What is required => For the records that follow, say how many lines have the word "time" in them. Write the number and nothing more.

Input =>

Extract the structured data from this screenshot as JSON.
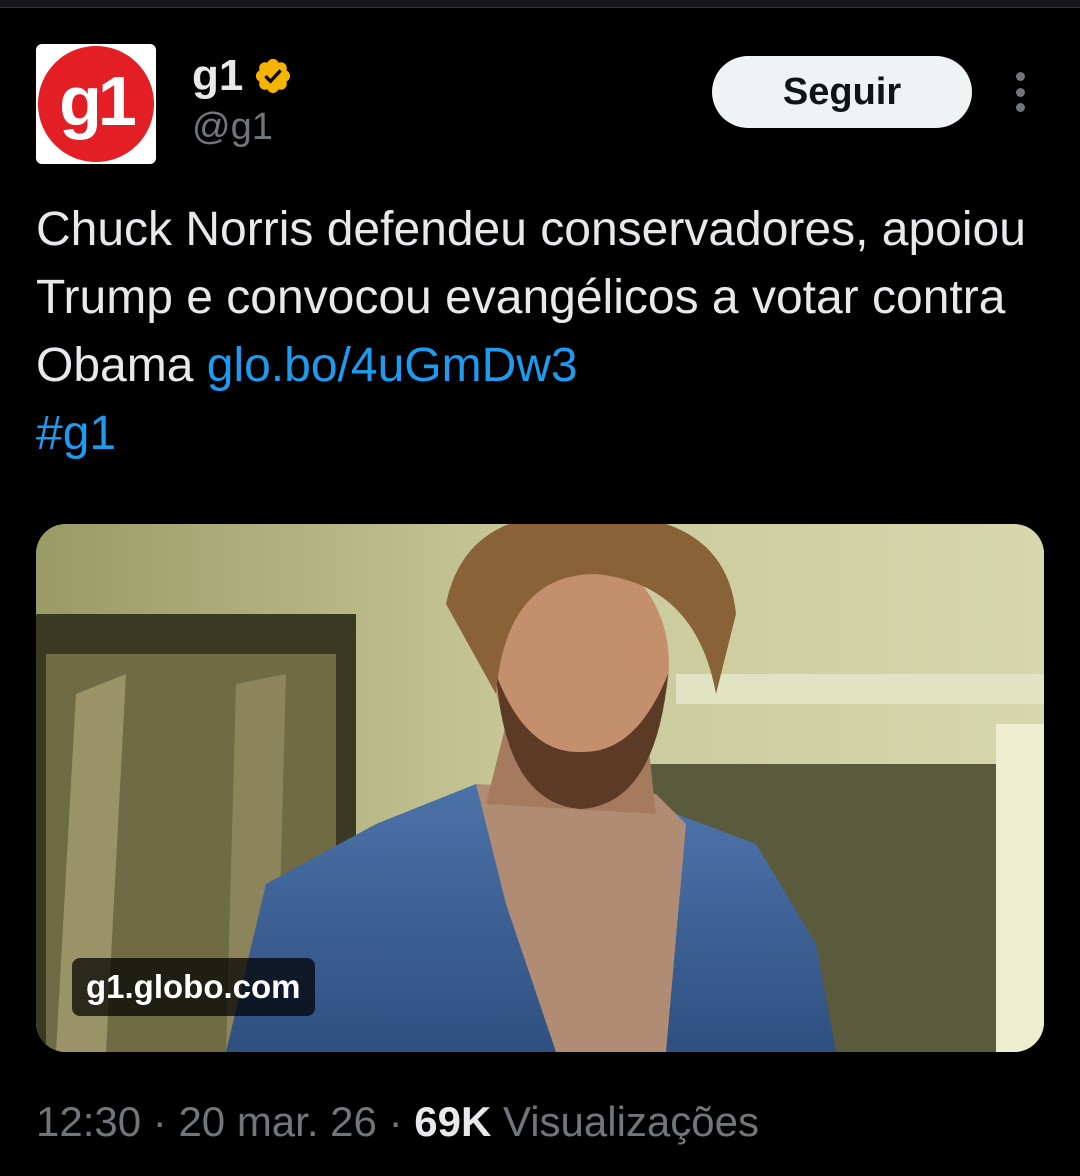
{
  "account": {
    "display_name": "g1",
    "handle": "@g1",
    "avatar_text": "g1",
    "verified": true,
    "verified_color": "#f4b400"
  },
  "actions": {
    "follow_label": "Seguir",
    "more_icon": "more-vertical-icon"
  },
  "tweet": {
    "text": "Chuck Norris defendeu conservadores, apoiou Trump e convocou evangélicos a votar contra Obama ",
    "link": "glo.bo/4uGmDw3",
    "hashtag": "#g1",
    "link_color": "#1d9bf0"
  },
  "media": {
    "domain": "g1.globo.com"
  },
  "meta": {
    "time": "12:30",
    "separator": " · ",
    "date": "20 mar. 26",
    "views_count": "69K",
    "views_label": "Visualizações"
  },
  "colors": {
    "background": "#000000",
    "text": "#e7e9ea",
    "secondary": "#71767b",
    "brand_red": "#e31e24",
    "button_bg": "#eff3f4"
  }
}
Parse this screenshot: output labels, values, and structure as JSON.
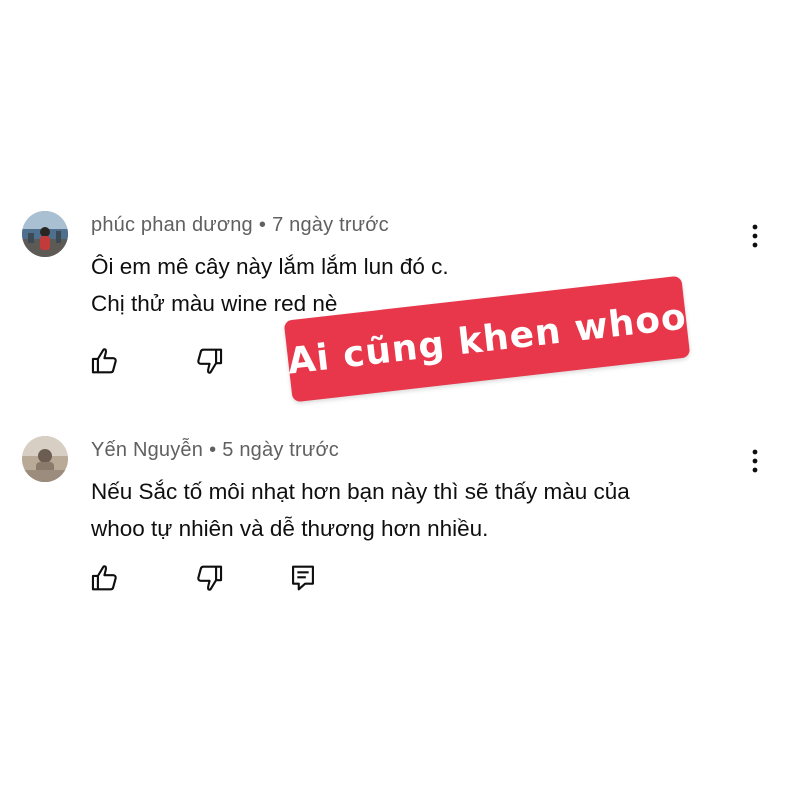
{
  "comments": [
    {
      "author": "phúc phan dương",
      "time": "7 ngày trước",
      "text_lines": [
        "Ôi em mê cây này lắm lắm lun đó c.",
        "Chị thử màu wine red nè"
      ],
      "actions": {
        "like_icon": "thumbs-up-icon",
        "dislike_icon": "thumbs-down-icon"
      }
    },
    {
      "author": "Yến Nguyễn",
      "time": "5 ngày trước",
      "text_lines": [
        "Nếu Sắc tố môi nhạt hơn bạn này thì sẽ thấy màu của",
        "whoo tự nhiên và dễ thương hơn nhiều."
      ],
      "actions": {
        "like_icon": "thumbs-up-icon",
        "dislike_icon": "thumbs-down-icon",
        "reply_icon": "reply-icon"
      }
    }
  ],
  "overlay": {
    "label": "Ai cũng khen whoo",
    "background": "#e8364a",
    "text_color": "#ffffff"
  },
  "colors": {
    "meta_text": "#606060",
    "body_text": "#0f0f0f",
    "icon": "#0f0f0f"
  },
  "separator": "•"
}
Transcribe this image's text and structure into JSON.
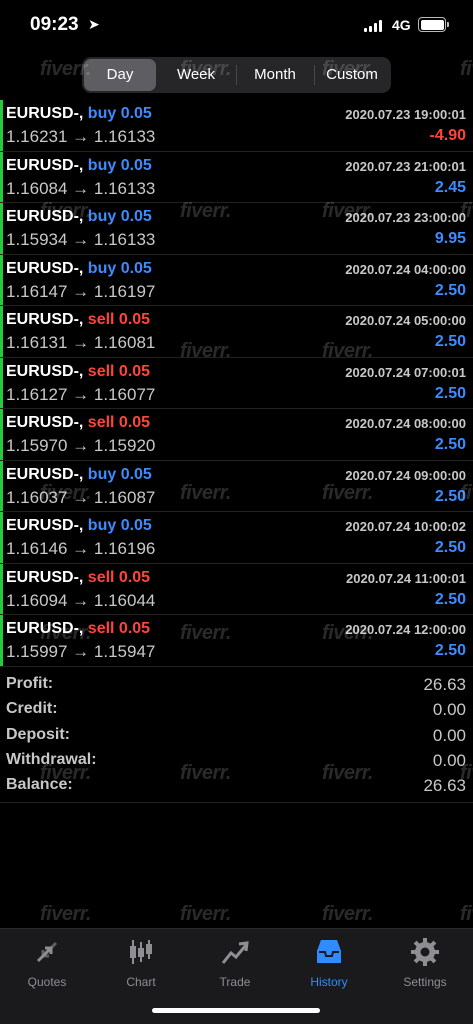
{
  "status": {
    "time": "09:23",
    "network": "4G"
  },
  "tabs": [
    {
      "label": "Day",
      "active": true
    },
    {
      "label": "Week",
      "active": false
    },
    {
      "label": "Month",
      "active": false
    },
    {
      "label": "Custom",
      "active": false
    }
  ],
  "deals": [
    {
      "symbol": "EURUSD-,",
      "type": "buy",
      "volume": "buy 0.05",
      "date": "2020.07.23 19:00:01",
      "price": "1.16231 → 1.16133",
      "profit": "-4.90"
    },
    {
      "symbol": "EURUSD-,",
      "type": "buy",
      "volume": "buy 0.05",
      "date": "2020.07.23 21:00:01",
      "price": "1.16084 → 1.16133",
      "profit": "2.45"
    },
    {
      "symbol": "EURUSD-,",
      "type": "buy",
      "volume": "buy 0.05",
      "date": "2020.07.23 23:00:00",
      "price": "1.15934 → 1.16133",
      "profit": "9.95"
    },
    {
      "symbol": "EURUSD-,",
      "type": "buy",
      "volume": "buy 0.05",
      "date": "2020.07.24 04:00:00",
      "price": "1.16147 → 1.16197",
      "profit": "2.50"
    },
    {
      "symbol": "EURUSD-,",
      "type": "sell",
      "volume": "sell 0.05",
      "date": "2020.07.24 05:00:00",
      "price": "1.16131 → 1.16081",
      "profit": "2.50"
    },
    {
      "symbol": "EURUSD-,",
      "type": "sell",
      "volume": "sell 0.05",
      "date": "2020.07.24 07:00:01",
      "price": "1.16127 → 1.16077",
      "profit": "2.50"
    },
    {
      "symbol": "EURUSD-,",
      "type": "sell",
      "volume": "sell 0.05",
      "date": "2020.07.24 08:00:00",
      "price": "1.15970 → 1.15920",
      "profit": "2.50"
    },
    {
      "symbol": "EURUSD-,",
      "type": "buy",
      "volume": "buy 0.05",
      "date": "2020.07.24 09:00:00",
      "price": "1.16037 → 1.16087",
      "profit": "2.50"
    },
    {
      "symbol": "EURUSD-,",
      "type": "buy",
      "volume": "buy 0.05",
      "date": "2020.07.24 10:00:02",
      "price": "1.16146 → 1.16196",
      "profit": "2.50"
    },
    {
      "symbol": "EURUSD-,",
      "type": "sell",
      "volume": "sell 0.05",
      "date": "2020.07.24 11:00:01",
      "price": "1.16094 → 1.16044",
      "profit": "2.50"
    },
    {
      "symbol": "EURUSD-,",
      "type": "sell",
      "volume": "sell 0.05",
      "date": "2020.07.24 12:00:00",
      "price": "1.15997 → 1.15947",
      "profit": "2.50"
    }
  ],
  "summary": [
    {
      "label": "Profit:",
      "value": "26.63"
    },
    {
      "label": "Credit:",
      "value": "0.00"
    },
    {
      "label": "Deposit:",
      "value": "0.00"
    },
    {
      "label": "Withdrawal:",
      "value": "0.00"
    },
    {
      "label": "Balance:",
      "value": "26.63"
    }
  ],
  "watermark": "fiverr.",
  "bottom_nav": [
    {
      "label": "Quotes",
      "icon": "quotes-icon",
      "active": false
    },
    {
      "label": "Chart",
      "icon": "chart-icon",
      "active": false
    },
    {
      "label": "Trade",
      "icon": "trade-icon",
      "active": false
    },
    {
      "label": "History",
      "icon": "history-icon",
      "active": true
    },
    {
      "label": "Settings",
      "icon": "gear-icon",
      "active": false
    }
  ],
  "colors": {
    "buy": "#3d8bfd",
    "sell": "#ff453a",
    "accent": "#2f8cff",
    "profit_pos": "#3d8bfd",
    "profit_neg": "#ff453a",
    "bar": "#27c93f"
  }
}
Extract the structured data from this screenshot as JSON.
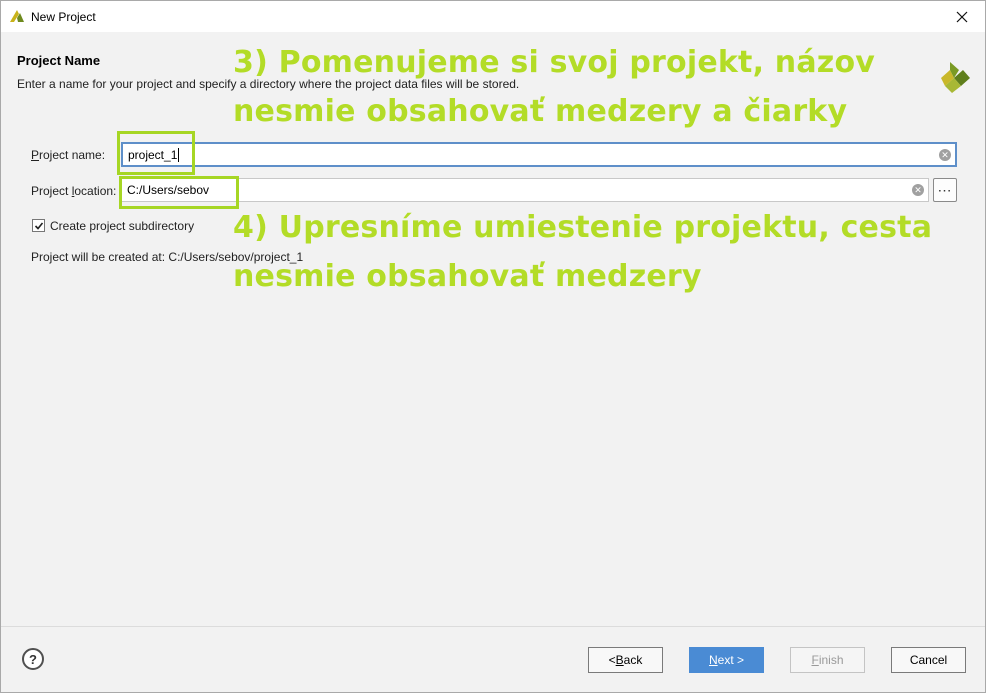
{
  "window": {
    "title": "New Project",
    "close_icon": "close-icon"
  },
  "header": {
    "title": "Project Name",
    "description": "Enter a name for your project and specify a directory where the project data files will be stored."
  },
  "form": {
    "name_label_mnemonic": "P",
    "name_label_rest": "roject name:",
    "name_value": "project_1",
    "location_label_start": "Project ",
    "location_label_mnemonic": "l",
    "location_label_rest": "ocation:",
    "location_value": "C:/Users/sebov",
    "browse_label": "⋯",
    "subdirectory_label": "Create project subdirectory",
    "subdirectory_checked": true,
    "created_at_text": "Project will be created at: C:/Users/sebov/project_1"
  },
  "annotations": {
    "step3_line1": "3) Pomenujeme si svoj projekt, názov",
    "step3_line2": "nesmie obsahovať medzery a čiarky",
    "step4_line1": "4) Upresníme umiestenie projektu, cesta",
    "step4_line2": "nesmie obsahovať medzery",
    "highlight_color": "#a6d624"
  },
  "footer": {
    "help_label": "?",
    "back_mnemonic": "B",
    "back_prefix": "< ",
    "back_rest": "ack",
    "next_mnemonic": "N",
    "next_rest": "ext >",
    "finish_mnemonic": "F",
    "finish_rest": "inish",
    "cancel_label": "Cancel"
  },
  "colors": {
    "primary_button": "#4a8bd4",
    "focus_border": "#5e8fc9",
    "annotation_text": "#b3dc27"
  }
}
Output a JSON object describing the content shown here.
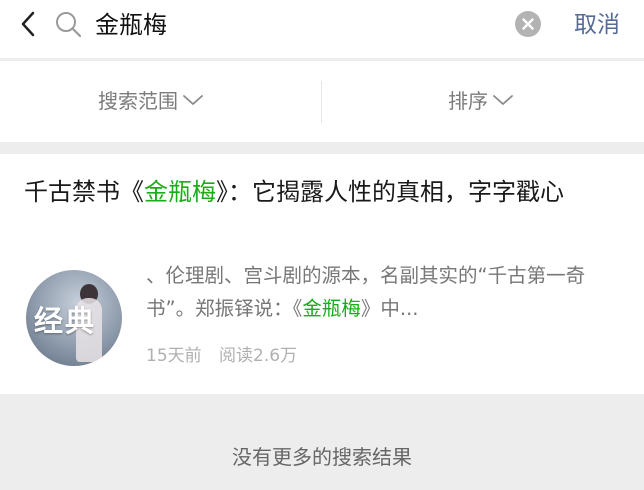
{
  "search": {
    "query": "金瓶梅",
    "cancel_label": "取消"
  },
  "filters": [
    {
      "label": "搜索范围"
    },
    {
      "label": "排序"
    }
  ],
  "result": {
    "title_before": "千古禁书《",
    "title_highlight": "金瓶梅",
    "title_after": "》：它揭露人性的真相，字字戳心",
    "snippet_before": "、伦理剧、宫斗剧的源本，名副其实的“千古第一奇书”。郑振铎说：《",
    "snippet_highlight": "金瓶梅",
    "snippet_after": "》中...",
    "thumbnail_badge": "经典",
    "time": "15天前",
    "reads": "阅读2.6万"
  },
  "footer": {
    "text": "没有更多的搜索结果"
  },
  "colors": {
    "accent_link": "#576b95",
    "highlight": "#1aad19"
  },
  "icons": [
    "back-icon",
    "search-icon",
    "clear-icon",
    "chevron-down-icon"
  ]
}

Written solution => 5